### Information provided
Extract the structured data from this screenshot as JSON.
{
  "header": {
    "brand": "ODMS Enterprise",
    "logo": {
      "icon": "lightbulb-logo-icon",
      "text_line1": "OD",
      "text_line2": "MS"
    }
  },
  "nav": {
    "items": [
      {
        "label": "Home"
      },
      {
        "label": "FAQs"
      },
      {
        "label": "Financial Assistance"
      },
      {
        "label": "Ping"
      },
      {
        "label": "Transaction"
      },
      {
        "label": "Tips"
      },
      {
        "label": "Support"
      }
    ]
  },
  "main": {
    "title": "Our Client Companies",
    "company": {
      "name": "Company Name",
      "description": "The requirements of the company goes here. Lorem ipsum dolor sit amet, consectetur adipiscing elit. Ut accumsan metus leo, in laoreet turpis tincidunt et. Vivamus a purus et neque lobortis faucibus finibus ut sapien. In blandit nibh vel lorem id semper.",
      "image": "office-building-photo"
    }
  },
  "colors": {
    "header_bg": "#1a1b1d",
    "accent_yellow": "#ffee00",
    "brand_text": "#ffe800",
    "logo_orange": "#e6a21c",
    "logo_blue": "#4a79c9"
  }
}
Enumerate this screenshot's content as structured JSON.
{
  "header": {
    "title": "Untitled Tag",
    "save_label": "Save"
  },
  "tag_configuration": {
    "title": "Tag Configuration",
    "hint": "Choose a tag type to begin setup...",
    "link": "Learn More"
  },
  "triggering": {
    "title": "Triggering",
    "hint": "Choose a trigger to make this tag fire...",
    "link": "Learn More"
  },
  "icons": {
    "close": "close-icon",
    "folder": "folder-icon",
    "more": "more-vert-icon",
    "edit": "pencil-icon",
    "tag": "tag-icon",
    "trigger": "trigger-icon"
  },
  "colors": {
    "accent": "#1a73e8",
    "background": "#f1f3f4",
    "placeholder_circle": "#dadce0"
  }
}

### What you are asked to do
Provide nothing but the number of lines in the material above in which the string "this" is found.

### Result below
3